|WO1996027184A1 *||Jan 26, 1996||Sep 6, 1996||Motorola Inc||A communication system and method using a speaker dependent time-scaling technique|
|WO2001063239A1 *||Feb 21, 2001||Aug 30, 2001||Nexterna Inc||Collecting and reporting information concerning mobile assets|
|U.S. Classification||704/226, 704/227, 370/521, 370/280, 704/E21.017, 341/143|
|International Classification||H04B14/06, H04B1/66, G10L21/04|
|Cooperative Classification||H04B14/064, H04B1/662, G10L21/04|
|European Classification||G10L21/04, H04B14/06B2, H04B1/66B|
|Dec 12, 1986||AS||Assignment|
Owner name: MOTOROLA, INC., SCHAUMBURG, ILLINOIS, A CORP. OF D
Free format text: ASSIGNMENT OF ASSIGNORS INTEREST.;ASSIGNOR:KOTZIN, MICHAEL D.;REEL/FRAME:004646/0460
Effective date: 19861211
|May 7, 1991||CC||Certificate of correction|
|Jul 1, 1992||FPAY||Fee payment|
Year of fee payment: 4
|Jan 21, 1997||REMI||Maintenance fee reminder mailed|
|Jun 15, 1997||LAPS||Lapse for failure to pay maintenance fees|
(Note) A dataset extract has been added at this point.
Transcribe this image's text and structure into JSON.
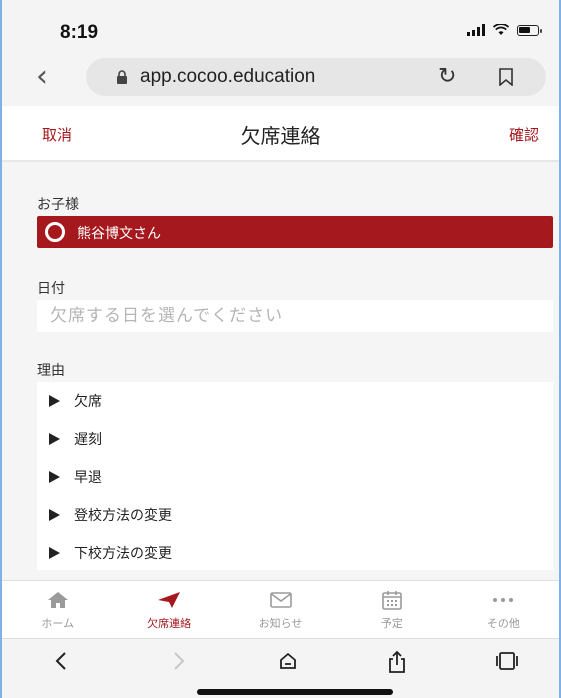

|Aug 26, 1997||FP||Expired due to failure to pay maintenance fee|
Effective date: 19970518